━━━ Provided entries

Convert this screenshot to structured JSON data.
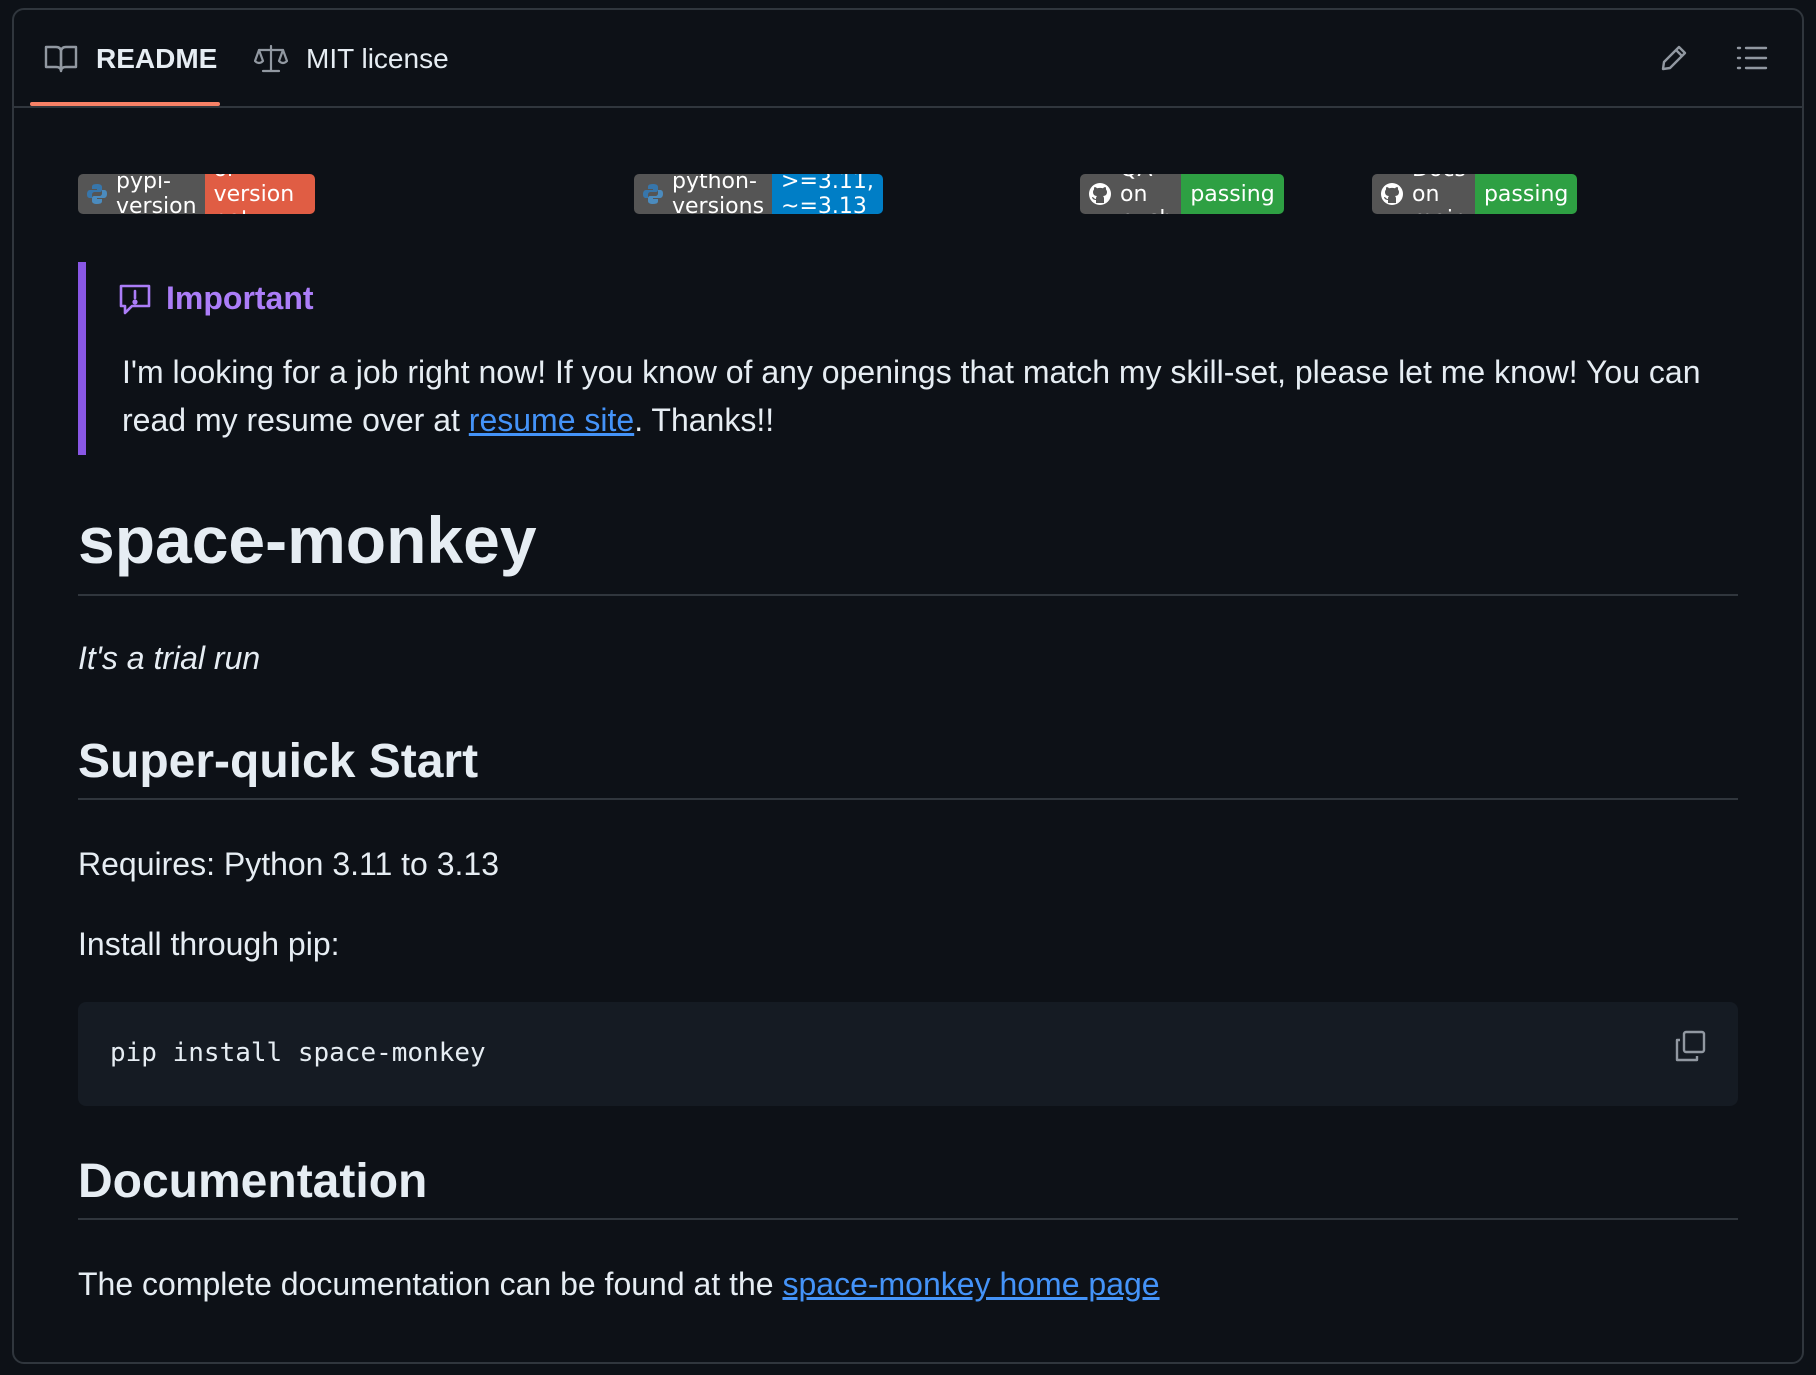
{
  "tabs": [
    {
      "label": "README",
      "icon": "book-icon",
      "active": true
    },
    {
      "label": "MIT license",
      "icon": "scale-icon",
      "active": false
    }
  ],
  "toolbar_icons": [
    "pencil-icon",
    "list-icon"
  ],
  "badges": [
    {
      "label": "pypi-version",
      "value": "package or version not found",
      "icon": "python-icon",
      "color": "#e05d44"
    },
    {
      "label": "python-versions",
      "value": ">=3.11, ~=3.13",
      "icon": "python-icon",
      "color": "#007ec6"
    },
    {
      "label": "QA on push",
      "value": "passing",
      "icon": "github-icon",
      "color": "#4c1"
    },
    {
      "label": "Docs on main",
      "value": "passing",
      "icon": "github-icon",
      "color": "#4c1"
    }
  ],
  "alert": {
    "title": "Important",
    "text_before": "I'm looking for a job right now! If you know of any openings that match my skill-set, please let me know! You can read my resume over at ",
    "link": "resume site",
    "text_after": ". Thanks!!"
  },
  "title": "space-monkey",
  "tagline": "It's a trial run",
  "quickstart": {
    "heading": "Super-quick Start",
    "requires": "Requires: Python 3.11 to 3.13",
    "install_label": "Install through pip:",
    "command": "pip install space-monkey"
  },
  "documentation": {
    "heading": "Documentation",
    "text": "The complete documentation can be found at the ",
    "link": "space-monkey home page"
  },
  "colors": {
    "background": "#0d1117",
    "accent_tab": "#f78166",
    "alert_purple": "#8957e5",
    "link": "#4493f8"
  }
}
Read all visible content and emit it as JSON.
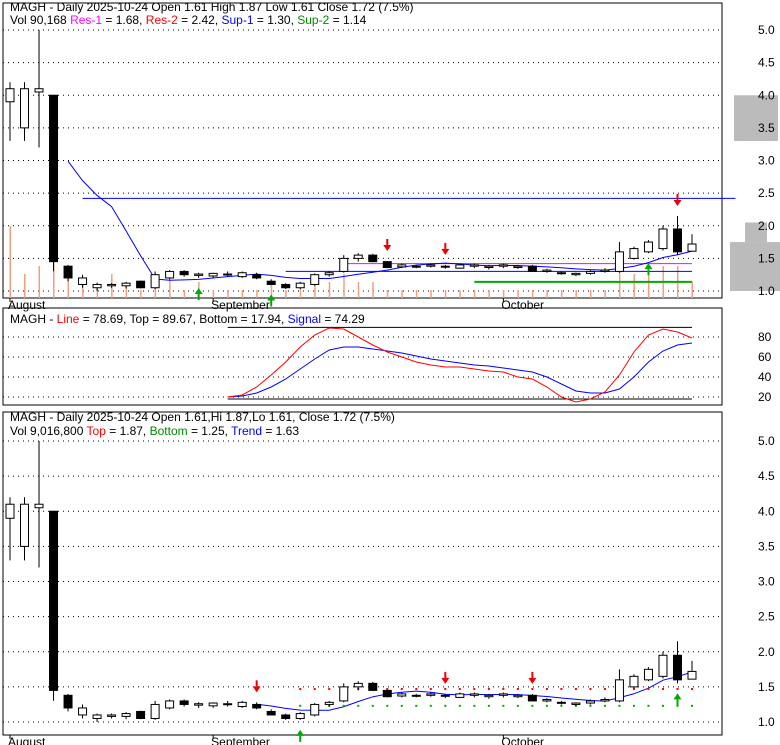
{
  "chart_data": [
    {
      "type": "candlestick",
      "title": "MAGH - Daily 2025-10-24 Open 1.61  High 1.87  Low 1.61  Close 1.72 (7.5%)",
      "legend": {
        "vol": "Vol 90,168",
        "res1": "Res-1",
        "res1_val": " = 1.68, ",
        "res2": "Res-2",
        "res2_val": " = 2.42, ",
        "sup1": "Sup-1",
        "sup1_val": " = 1.30, ",
        "sup2": "Sup-2",
        "sup2_val": " = 1.14"
      },
      "res1": 1.68,
      "res2": 2.42,
      "sup1": 1.3,
      "sup2": 1.14,
      "yticks": [
        1.0,
        1.5,
        2.0,
        2.5,
        3.0,
        3.5,
        4.0,
        4.5,
        5.0
      ],
      "ylim": [
        1.0,
        5.0
      ]
    },
    {
      "type": "line",
      "title_prefix": "MAGH - ",
      "line_label": "Line",
      "line_val": " = 78.69, Top = 89.67, Bottom = 17.94, ",
      "signal_label": "Signal",
      "signal_val": " = 74.29",
      "top": 89.67,
      "bottom": 17.94,
      "yticks": [
        20,
        40,
        60,
        80
      ],
      "ylim": [
        10,
        95
      ]
    },
    {
      "type": "candlestick",
      "title": "MAGH - Daily 2025-10-24 Open 1.61,Hi 1.87,Lo 1.61, Close 1.72 (7.5%)",
      "legend": {
        "vol": "Vol 9,016,800 ",
        "top": "Top",
        "top_val": " = 1.87, ",
        "bottom": "Bottom",
        "bottom_val": " = 1.25, ",
        "trend": "Trend",
        "trend_val": " = 1.63"
      },
      "top": 1.47,
      "bottom": 1.23,
      "yticks": [
        1.0,
        1.5,
        2.0,
        2.5,
        3.0,
        3.5,
        4.0,
        4.5,
        5.0
      ],
      "ylim": [
        1.0,
        5.0
      ]
    }
  ],
  "months": [
    {
      "label": "August",
      "index": 0
    },
    {
      "label": "September",
      "index": 14
    },
    {
      "label": "October",
      "index": 34
    }
  ],
  "ohlc": [
    [
      3.9,
      4.2,
      3.3,
      4.1
    ],
    [
      3.5,
      4.2,
      3.3,
      4.1
    ],
    [
      4.05,
      5.0,
      3.2,
      4.1
    ],
    [
      4.0,
      4.0,
      1.3,
      1.45
    ],
    [
      1.38,
      1.4,
      1.15,
      1.2
    ],
    [
      1.1,
      1.25,
      1.05,
      1.2
    ],
    [
      1.05,
      1.12,
      1.0,
      1.1
    ],
    [
      1.08,
      1.12,
      1.05,
      1.1
    ],
    [
      1.08,
      1.14,
      1.04,
      1.12
    ],
    [
      1.15,
      1.16,
      1.04,
      1.05
    ],
    [
      1.05,
      1.3,
      1.03,
      1.25
    ],
    [
      1.2,
      1.32,
      1.18,
      1.3
    ],
    [
      1.3,
      1.32,
      1.22,
      1.25
    ],
    [
      1.24,
      1.28,
      1.2,
      1.26
    ],
    [
      1.23,
      1.28,
      1.2,
      1.27
    ],
    [
      1.25,
      1.3,
      1.22,
      1.26
    ],
    [
      1.22,
      1.3,
      1.2,
      1.28
    ],
    [
      1.25,
      1.28,
      1.18,
      1.2
    ],
    [
      1.15,
      1.18,
      1.1,
      1.1
    ],
    [
      1.1,
      1.12,
      1.03,
      1.05
    ],
    [
      1.05,
      1.14,
      1.03,
      1.12
    ],
    [
      1.1,
      1.27,
      1.08,
      1.25
    ],
    [
      1.25,
      1.3,
      1.22,
      1.28
    ],
    [
      1.3,
      1.55,
      1.28,
      1.5
    ],
    [
      1.5,
      1.58,
      1.45,
      1.55
    ],
    [
      1.55,
      1.57,
      1.44,
      1.45
    ],
    [
      1.45,
      1.46,
      1.35,
      1.36
    ],
    [
      1.37,
      1.42,
      1.35,
      1.4
    ],
    [
      1.38,
      1.4,
      1.35,
      1.38
    ],
    [
      1.38,
      1.42,
      1.36,
      1.4
    ],
    [
      1.37,
      1.4,
      1.34,
      1.38
    ],
    [
      1.35,
      1.42,
      1.34,
      1.4
    ],
    [
      1.38,
      1.42,
      1.35,
      1.4
    ],
    [
      1.36,
      1.4,
      1.33,
      1.38
    ],
    [
      1.38,
      1.42,
      1.35,
      1.4
    ],
    [
      1.36,
      1.4,
      1.34,
      1.38
    ],
    [
      1.38,
      1.4,
      1.3,
      1.3
    ],
    [
      1.3,
      1.34,
      1.28,
      1.32
    ],
    [
      1.28,
      1.3,
      1.25,
      1.27
    ],
    [
      1.25,
      1.28,
      1.23,
      1.27
    ],
    [
      1.27,
      1.32,
      1.25,
      1.3
    ],
    [
      1.3,
      1.35,
      1.28,
      1.32
    ],
    [
      1.3,
      1.75,
      1.28,
      1.6
    ],
    [
      1.5,
      1.68,
      1.48,
      1.65
    ],
    [
      1.6,
      1.78,
      1.58,
      1.75
    ],
    [
      1.65,
      2.0,
      1.62,
      1.95
    ],
    [
      1.95,
      2.15,
      1.55,
      1.6
    ],
    [
      1.61,
      1.87,
      1.61,
      1.72
    ]
  ],
  "volume": [
    9,
    3,
    4,
    8,
    4,
    2,
    2,
    3,
    2,
    1,
    2,
    3,
    1,
    2,
    1,
    1,
    1,
    1,
    2,
    1,
    2,
    2,
    2,
    3,
    2,
    2,
    1,
    1,
    1,
    1,
    1,
    1,
    1,
    1,
    1,
    1,
    1,
    1,
    1,
    1,
    1,
    1,
    4,
    3,
    3,
    4,
    4,
    2
  ],
  "macd_line": [
    20,
    22,
    30,
    42,
    55,
    70,
    82,
    89,
    88,
    80,
    72,
    65,
    60,
    55,
    52,
    50,
    50,
    48,
    46,
    45,
    40,
    38,
    30,
    20,
    15,
    18,
    25,
    42,
    65,
    82,
    88,
    85,
    79
  ],
  "macd_signal": [
    20,
    21,
    24,
    30,
    38,
    48,
    58,
    67,
    70,
    70,
    68,
    66,
    64,
    61,
    58,
    56,
    54,
    52,
    51,
    49,
    47,
    45,
    40,
    33,
    26,
    24,
    24,
    28,
    40,
    55,
    66,
    72,
    74
  ],
  "sell_arrows": [
    26,
    30,
    46
  ],
  "buy_arrows": [
    13,
    18,
    44
  ],
  "sell_arrows2": [
    17,
    30,
    36
  ],
  "buy_arrows2": [
    20,
    46
  ]
}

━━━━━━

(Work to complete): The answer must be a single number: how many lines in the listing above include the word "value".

(Solution to this problem): 4